Count lines holding the string "ffffff" in the data that follows. Reply with one number only.

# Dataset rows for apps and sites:
##############################

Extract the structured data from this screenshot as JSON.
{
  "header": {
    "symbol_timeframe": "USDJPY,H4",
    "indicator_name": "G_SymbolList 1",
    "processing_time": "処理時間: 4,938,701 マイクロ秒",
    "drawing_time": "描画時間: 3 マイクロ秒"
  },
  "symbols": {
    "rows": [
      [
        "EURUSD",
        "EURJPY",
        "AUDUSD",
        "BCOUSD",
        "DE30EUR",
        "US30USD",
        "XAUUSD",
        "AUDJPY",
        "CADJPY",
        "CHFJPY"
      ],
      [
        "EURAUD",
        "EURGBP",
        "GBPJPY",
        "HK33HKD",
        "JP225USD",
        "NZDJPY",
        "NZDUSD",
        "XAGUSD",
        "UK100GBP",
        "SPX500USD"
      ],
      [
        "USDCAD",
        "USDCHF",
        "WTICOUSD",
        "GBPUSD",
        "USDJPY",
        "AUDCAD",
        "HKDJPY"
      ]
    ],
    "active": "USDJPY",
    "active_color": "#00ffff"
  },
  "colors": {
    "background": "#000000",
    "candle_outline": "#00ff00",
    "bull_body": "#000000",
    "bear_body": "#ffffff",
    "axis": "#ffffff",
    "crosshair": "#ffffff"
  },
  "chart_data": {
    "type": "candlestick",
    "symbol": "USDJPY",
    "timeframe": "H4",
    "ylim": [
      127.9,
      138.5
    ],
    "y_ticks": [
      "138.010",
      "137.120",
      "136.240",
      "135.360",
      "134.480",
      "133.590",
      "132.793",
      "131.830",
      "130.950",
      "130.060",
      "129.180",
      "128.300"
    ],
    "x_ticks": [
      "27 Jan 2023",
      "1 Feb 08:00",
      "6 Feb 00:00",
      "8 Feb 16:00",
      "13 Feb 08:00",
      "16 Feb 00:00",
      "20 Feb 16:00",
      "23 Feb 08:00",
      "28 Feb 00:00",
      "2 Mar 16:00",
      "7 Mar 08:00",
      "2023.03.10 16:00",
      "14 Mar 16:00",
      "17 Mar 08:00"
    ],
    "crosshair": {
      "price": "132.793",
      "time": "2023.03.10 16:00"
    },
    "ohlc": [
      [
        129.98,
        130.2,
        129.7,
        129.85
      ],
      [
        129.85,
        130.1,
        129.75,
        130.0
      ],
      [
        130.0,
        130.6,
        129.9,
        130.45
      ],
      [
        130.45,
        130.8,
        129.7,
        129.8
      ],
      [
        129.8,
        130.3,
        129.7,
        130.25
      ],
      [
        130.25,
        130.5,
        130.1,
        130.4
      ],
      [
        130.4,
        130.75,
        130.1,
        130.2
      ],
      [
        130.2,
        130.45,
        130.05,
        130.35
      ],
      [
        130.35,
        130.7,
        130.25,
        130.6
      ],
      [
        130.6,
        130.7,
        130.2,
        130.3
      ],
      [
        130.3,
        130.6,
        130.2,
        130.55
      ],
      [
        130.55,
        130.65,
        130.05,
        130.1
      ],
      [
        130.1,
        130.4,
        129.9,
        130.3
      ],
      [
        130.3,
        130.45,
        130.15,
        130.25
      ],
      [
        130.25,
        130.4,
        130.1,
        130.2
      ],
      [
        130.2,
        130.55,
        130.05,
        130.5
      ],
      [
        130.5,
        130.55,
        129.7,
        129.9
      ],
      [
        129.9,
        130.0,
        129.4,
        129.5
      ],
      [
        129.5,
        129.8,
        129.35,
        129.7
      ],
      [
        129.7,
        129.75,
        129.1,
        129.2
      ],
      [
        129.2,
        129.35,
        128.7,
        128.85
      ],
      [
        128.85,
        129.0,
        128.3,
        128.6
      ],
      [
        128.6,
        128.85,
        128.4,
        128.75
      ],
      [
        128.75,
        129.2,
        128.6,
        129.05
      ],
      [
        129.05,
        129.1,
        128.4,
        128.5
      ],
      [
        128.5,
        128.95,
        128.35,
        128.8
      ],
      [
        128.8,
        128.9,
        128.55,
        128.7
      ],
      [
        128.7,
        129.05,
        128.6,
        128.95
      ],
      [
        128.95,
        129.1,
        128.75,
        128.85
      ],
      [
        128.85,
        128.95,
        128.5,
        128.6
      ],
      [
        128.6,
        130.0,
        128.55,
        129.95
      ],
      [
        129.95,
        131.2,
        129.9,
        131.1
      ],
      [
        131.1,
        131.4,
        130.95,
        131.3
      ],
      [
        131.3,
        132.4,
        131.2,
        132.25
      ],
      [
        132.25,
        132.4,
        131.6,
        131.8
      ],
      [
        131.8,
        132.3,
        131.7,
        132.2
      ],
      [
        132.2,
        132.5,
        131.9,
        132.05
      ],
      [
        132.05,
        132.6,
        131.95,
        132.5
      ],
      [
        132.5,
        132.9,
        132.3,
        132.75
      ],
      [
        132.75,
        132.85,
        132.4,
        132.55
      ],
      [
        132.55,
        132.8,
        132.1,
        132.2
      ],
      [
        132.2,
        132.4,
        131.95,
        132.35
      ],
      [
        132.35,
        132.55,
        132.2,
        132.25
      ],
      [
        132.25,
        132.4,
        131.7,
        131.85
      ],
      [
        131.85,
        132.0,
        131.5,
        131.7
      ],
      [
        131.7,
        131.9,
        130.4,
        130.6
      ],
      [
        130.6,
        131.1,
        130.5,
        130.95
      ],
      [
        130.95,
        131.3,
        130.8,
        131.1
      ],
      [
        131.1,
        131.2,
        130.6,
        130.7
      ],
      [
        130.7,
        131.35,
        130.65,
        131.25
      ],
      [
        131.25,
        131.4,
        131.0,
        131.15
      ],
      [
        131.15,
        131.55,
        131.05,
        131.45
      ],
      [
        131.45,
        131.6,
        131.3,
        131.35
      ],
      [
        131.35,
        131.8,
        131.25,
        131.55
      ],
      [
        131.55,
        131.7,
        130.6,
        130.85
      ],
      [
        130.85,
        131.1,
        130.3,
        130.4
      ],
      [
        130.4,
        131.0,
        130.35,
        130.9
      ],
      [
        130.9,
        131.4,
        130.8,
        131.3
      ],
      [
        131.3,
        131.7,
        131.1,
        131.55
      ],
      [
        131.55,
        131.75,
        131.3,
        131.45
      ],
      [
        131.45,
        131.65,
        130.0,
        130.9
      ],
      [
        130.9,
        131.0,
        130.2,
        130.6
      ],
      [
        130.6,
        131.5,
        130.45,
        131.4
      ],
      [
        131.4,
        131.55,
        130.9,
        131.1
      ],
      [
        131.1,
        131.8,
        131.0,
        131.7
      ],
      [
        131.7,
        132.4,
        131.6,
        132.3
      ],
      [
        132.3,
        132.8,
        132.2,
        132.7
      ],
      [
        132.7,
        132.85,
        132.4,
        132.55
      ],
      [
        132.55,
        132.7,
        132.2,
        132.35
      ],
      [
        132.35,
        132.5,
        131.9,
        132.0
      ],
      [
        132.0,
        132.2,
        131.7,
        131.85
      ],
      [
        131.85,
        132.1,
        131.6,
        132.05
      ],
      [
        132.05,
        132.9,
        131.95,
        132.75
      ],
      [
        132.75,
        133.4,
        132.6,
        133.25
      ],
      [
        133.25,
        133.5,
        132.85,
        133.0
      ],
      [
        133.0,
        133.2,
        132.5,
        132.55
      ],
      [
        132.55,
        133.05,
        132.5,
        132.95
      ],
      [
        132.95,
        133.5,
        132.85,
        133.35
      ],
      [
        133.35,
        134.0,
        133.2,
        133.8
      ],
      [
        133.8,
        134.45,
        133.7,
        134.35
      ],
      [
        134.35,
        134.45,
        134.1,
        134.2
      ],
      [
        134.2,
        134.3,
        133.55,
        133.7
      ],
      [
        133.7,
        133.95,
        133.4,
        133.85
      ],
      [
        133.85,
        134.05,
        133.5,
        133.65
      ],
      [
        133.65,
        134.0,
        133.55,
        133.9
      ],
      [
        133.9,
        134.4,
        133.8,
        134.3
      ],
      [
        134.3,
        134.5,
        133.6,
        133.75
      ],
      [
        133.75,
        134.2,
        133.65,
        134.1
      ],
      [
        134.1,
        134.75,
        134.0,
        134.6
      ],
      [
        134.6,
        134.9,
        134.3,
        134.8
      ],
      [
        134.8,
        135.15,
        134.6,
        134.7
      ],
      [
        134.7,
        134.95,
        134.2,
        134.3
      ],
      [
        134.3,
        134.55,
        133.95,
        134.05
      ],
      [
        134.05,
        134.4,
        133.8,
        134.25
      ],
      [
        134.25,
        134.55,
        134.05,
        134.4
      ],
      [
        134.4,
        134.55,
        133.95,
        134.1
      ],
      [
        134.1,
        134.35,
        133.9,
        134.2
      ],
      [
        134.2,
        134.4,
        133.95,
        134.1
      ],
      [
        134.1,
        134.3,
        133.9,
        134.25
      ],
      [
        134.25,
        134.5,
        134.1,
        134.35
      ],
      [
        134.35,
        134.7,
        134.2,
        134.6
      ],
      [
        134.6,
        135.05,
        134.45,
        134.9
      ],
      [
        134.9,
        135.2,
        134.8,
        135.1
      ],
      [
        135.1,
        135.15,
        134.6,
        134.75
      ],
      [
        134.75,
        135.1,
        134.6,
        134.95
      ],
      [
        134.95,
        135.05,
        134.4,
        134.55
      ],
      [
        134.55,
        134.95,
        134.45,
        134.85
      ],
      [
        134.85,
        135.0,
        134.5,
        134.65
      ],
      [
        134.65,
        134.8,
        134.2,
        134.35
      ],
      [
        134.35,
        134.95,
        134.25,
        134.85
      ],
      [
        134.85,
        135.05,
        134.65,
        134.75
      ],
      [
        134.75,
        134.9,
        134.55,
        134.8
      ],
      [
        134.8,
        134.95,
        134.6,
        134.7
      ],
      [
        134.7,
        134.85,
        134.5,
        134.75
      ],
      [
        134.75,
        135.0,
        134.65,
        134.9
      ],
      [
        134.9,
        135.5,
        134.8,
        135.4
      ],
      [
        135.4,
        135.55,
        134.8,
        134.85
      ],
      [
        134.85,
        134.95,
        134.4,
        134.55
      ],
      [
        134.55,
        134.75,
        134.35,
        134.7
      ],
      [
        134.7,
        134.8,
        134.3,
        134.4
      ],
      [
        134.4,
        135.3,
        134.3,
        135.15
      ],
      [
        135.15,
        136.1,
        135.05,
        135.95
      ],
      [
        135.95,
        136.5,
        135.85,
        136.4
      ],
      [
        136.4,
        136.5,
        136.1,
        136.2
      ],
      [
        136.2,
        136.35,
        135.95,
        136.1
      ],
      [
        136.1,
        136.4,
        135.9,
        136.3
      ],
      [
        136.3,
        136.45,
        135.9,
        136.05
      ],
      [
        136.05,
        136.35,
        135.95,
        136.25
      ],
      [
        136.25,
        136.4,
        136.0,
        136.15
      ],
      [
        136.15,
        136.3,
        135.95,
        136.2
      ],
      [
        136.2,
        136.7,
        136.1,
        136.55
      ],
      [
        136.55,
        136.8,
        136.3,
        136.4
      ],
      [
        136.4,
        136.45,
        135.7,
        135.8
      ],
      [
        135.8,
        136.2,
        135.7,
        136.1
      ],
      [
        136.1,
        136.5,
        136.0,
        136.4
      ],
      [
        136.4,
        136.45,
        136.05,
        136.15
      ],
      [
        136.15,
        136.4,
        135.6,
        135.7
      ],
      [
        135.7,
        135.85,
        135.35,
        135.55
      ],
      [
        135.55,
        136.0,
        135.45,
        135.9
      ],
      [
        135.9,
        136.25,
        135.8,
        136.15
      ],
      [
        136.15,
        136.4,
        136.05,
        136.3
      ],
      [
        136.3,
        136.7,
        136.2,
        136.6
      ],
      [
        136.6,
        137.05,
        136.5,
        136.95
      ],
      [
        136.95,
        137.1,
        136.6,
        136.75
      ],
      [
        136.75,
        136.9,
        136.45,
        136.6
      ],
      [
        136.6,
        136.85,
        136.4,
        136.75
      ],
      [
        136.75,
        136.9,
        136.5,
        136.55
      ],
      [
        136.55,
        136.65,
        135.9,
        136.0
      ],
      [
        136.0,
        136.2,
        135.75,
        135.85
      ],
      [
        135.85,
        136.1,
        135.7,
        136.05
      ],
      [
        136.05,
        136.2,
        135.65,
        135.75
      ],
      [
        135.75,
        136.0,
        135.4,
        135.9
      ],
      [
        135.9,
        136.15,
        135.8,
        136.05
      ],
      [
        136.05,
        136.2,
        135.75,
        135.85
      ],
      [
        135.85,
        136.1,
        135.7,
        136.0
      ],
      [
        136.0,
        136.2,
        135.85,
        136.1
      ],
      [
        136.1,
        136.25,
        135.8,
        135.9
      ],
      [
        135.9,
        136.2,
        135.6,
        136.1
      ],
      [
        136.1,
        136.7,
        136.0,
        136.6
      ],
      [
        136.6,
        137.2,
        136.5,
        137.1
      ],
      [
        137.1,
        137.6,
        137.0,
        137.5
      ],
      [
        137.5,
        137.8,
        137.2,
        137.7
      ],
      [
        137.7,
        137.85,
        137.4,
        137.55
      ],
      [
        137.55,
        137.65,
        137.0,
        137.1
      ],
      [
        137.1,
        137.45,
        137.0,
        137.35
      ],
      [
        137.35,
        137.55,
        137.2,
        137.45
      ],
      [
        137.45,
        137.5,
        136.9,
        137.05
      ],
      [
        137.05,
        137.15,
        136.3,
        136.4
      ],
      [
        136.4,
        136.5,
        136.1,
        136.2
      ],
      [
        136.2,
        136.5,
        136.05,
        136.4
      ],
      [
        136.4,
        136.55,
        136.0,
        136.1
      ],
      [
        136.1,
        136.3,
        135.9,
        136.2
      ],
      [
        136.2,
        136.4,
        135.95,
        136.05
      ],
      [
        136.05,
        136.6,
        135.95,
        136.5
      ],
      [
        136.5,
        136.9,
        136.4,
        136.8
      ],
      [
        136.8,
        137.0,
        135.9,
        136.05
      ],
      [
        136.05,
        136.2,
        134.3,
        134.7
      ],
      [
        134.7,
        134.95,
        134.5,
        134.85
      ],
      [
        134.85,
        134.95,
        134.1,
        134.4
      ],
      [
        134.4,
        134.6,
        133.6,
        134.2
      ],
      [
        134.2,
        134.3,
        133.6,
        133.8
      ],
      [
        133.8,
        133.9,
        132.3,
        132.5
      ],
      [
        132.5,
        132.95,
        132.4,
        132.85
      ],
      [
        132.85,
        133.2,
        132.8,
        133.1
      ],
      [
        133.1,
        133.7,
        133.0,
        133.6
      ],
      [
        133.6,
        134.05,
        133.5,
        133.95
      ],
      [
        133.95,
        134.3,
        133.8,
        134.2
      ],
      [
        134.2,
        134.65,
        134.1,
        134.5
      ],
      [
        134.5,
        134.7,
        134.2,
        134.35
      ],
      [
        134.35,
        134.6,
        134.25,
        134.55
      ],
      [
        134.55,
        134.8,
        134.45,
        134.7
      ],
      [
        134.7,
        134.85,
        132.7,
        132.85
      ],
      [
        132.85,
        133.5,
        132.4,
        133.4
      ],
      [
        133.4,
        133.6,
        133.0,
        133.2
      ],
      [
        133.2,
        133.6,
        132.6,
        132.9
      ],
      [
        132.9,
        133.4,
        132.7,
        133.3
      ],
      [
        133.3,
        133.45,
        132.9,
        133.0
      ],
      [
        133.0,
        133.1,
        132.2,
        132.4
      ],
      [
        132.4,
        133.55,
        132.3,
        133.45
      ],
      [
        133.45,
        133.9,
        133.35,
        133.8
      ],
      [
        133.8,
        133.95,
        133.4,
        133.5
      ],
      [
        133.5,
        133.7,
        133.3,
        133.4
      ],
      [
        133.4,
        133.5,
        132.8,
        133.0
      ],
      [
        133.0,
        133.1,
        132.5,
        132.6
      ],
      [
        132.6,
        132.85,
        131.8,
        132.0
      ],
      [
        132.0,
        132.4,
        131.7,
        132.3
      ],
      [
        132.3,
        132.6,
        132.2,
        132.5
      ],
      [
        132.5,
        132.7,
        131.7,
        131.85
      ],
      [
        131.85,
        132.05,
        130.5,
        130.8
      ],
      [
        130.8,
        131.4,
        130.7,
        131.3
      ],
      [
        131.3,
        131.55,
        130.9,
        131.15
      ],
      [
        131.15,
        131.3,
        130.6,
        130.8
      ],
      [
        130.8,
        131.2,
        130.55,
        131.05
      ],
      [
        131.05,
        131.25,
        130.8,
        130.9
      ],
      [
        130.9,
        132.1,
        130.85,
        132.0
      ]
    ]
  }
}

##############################

# EXERCISE RESPONSE:
3